Text: Inputting text into your YouTube video is also straightforward. Click Text in the left panel—this will bring you to a variety of fonts you can use. Click the font that you like the most, then input your text in the Content field, replacing where it says Sample Text. In the same window, you can change the font size, colors, and font (if you change your mind), among other things.

Transitions and Filters: If you want to add finishing touches to your videos, such as transitions and filters, Oslo can help you in that department. To apply a filter to a video or image, click the media on which you’d like to use it, then head to Filter from the left navigation bar. Next, select the filter that you’d like to apply. For transitions, you can easily drag and drop them between the clips of your choice. Applied transitions will appear purple in the editor.
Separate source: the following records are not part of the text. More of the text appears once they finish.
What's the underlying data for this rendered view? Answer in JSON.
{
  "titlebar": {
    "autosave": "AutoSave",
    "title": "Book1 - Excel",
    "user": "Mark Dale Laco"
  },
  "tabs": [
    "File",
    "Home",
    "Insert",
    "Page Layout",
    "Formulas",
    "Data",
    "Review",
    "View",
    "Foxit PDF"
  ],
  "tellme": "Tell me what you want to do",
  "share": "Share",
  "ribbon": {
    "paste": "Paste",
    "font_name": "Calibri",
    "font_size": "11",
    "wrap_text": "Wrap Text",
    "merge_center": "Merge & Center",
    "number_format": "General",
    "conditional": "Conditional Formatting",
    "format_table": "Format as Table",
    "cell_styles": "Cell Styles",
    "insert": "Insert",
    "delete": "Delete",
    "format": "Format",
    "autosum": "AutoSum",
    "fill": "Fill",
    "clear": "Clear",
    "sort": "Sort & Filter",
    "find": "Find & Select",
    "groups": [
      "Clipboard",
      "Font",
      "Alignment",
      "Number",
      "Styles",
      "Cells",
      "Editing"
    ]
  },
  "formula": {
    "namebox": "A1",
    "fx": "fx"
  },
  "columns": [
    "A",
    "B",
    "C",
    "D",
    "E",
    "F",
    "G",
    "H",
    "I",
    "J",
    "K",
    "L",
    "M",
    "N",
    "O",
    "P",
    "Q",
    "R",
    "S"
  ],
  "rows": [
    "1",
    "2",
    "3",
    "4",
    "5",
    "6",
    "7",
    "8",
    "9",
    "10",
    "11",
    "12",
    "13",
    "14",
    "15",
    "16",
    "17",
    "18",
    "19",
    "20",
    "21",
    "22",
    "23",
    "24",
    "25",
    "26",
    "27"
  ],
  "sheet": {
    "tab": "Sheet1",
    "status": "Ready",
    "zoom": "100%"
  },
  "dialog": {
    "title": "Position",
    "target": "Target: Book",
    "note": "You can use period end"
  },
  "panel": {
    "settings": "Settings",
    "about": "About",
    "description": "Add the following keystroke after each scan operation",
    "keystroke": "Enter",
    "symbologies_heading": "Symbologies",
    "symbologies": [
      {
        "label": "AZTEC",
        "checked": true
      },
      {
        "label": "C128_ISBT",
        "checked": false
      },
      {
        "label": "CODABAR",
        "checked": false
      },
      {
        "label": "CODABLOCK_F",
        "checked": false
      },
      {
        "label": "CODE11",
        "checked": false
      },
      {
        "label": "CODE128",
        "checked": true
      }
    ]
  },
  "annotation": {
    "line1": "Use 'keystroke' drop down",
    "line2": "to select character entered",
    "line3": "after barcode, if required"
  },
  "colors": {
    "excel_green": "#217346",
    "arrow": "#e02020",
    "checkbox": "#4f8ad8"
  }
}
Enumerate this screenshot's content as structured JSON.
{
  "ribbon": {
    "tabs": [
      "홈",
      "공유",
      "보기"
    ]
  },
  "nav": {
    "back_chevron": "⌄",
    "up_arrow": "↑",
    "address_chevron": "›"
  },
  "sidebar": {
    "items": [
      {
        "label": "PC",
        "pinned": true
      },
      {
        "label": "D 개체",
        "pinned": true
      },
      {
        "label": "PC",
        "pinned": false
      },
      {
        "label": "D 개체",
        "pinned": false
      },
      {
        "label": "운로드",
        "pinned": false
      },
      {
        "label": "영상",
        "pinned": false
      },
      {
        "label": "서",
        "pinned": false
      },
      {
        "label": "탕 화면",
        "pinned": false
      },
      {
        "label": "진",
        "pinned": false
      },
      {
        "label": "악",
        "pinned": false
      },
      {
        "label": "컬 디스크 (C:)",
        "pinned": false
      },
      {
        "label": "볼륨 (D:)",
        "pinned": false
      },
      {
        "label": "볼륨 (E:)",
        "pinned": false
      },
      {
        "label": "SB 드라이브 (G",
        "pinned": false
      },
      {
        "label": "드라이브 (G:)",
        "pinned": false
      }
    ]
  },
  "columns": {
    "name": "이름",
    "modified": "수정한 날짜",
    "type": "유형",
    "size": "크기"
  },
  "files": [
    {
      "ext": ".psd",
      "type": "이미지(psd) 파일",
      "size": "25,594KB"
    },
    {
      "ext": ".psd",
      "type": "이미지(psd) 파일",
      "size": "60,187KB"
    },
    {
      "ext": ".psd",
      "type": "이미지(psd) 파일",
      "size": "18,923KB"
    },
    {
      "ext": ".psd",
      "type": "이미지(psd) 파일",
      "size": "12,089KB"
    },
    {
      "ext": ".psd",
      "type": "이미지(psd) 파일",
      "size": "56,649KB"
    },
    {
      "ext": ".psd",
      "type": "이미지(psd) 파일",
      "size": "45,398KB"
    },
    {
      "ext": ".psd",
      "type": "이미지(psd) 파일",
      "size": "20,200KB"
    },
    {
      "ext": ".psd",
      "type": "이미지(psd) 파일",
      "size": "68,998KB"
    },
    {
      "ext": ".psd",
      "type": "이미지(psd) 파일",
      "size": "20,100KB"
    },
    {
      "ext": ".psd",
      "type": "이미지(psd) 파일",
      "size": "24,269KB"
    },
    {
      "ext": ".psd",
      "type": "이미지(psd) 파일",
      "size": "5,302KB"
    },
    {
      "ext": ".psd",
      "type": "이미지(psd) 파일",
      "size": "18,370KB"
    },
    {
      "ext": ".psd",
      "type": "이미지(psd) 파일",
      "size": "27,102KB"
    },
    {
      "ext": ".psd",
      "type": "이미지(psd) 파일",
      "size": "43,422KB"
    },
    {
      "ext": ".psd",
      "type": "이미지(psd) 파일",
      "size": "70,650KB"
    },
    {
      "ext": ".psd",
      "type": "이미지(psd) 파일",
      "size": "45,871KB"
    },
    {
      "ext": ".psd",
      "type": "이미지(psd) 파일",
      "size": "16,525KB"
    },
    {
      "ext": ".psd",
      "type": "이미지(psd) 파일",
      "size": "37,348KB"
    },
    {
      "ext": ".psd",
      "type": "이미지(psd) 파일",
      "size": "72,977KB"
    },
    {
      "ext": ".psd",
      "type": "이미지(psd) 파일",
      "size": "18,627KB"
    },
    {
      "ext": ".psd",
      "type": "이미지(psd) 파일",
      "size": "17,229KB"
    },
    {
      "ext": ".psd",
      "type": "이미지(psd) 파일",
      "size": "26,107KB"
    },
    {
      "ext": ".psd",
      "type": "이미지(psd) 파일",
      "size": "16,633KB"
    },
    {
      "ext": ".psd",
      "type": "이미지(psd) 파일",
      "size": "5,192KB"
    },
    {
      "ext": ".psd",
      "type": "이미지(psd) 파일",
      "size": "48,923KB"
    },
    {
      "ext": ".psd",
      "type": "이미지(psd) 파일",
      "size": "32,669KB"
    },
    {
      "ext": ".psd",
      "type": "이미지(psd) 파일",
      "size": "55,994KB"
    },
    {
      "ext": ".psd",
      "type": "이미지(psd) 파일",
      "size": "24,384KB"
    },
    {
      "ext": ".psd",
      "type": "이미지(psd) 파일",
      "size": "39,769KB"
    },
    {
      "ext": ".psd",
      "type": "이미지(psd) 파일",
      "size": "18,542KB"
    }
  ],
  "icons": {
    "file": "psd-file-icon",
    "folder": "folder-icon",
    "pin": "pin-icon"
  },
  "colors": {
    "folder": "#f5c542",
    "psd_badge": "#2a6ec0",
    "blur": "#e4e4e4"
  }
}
The great thing about using Oslo to create a YouTube intro is how easy it makes inputting the clip into any YouTube content you may create. Add it from your media and drag and drop it wherever you want.

Streamlabs Intro Maker

how to make a youtube intro streamlabs intro maker

If the creative juices aren’t quite flowing and you could use a hand to create the perfect YouTube intro, you can try Streamlabs Intro Maker (available to Streamlabs Prime creators). There, you can find customizable templates, each of which comes with its own background, animations, and music. Below are the steps to follow to get started on your YouTube intro using Streamlabs Intro Maker.

  1. Go to your Streamlabs Dashboard and click on Intro Maker from the left navigation bar.
  2. Next, browse the list of customizable intro videos and select the one you like the most by selecting Customize.

Each template comes with up to five frames that you can customize to your liking. In the first frame, you’ll generally find the introductory part of your intro video, which welcomes viewers to your channel. Below are some recommendations for using the other four frames.

  1. Dedicate frame 2 to your social media profiles. You should update this frame with your most important/used social platforms where you’d like people to connect with you. Twitch, Twitter, and Instagram are set to default, but you can tweak this with the over 35 available platforms.
  2. Use frame three to plug your YouTube channel. Add a YouTube Thumbnail of a recent video or your profile picture.
  3. Use frame four to add a little information about yourself. Feel free to add a quick tidbit about yourself as a creator. Make it something that will entice viewers, of course.
  4. Lastly, use frame five to promote your channel. Feel free to add your logo and a big subscribe button to remind your viewers.

These are our recommendations for creating a YouTube intro with Streamlabs Intro Maker; however, we encourage you to create whatever feels suitable for you and your brand.


how to make a youtube intro canva

Another great option to create a YouTube intro that is a bit more robust as far as animations and graphics are concerned is Canva. This platform is packed with a library of customizable templates that you can use to create your own YouTube intro.

Browse the library to find a template that suits your vision for your YouTube intro. Once you’ve stumbled upon one that feels right, click any elements to adjust the color, size, font, etc. While most of the Canva YouTube intro templates don’t come with separate frames, as you’d find with Streamlabs Intro Maker, you can make them by duplicating pages (the equivalent of a frame) and changing the elements, frame length, etc., as needed.

No matter which tool you use to create your YouTube intro, Oslo can make inputting your intro while editing easy. Have your YouTube intro video stored in your Oslo as a file in your media library and input it into any YouTube content you edit on the platform.

Though creating a YouTube intro can seem pretty difficult, with the right tools (like the ones we outlined in the blog post), you’ll have yours polished and ready to go in no time.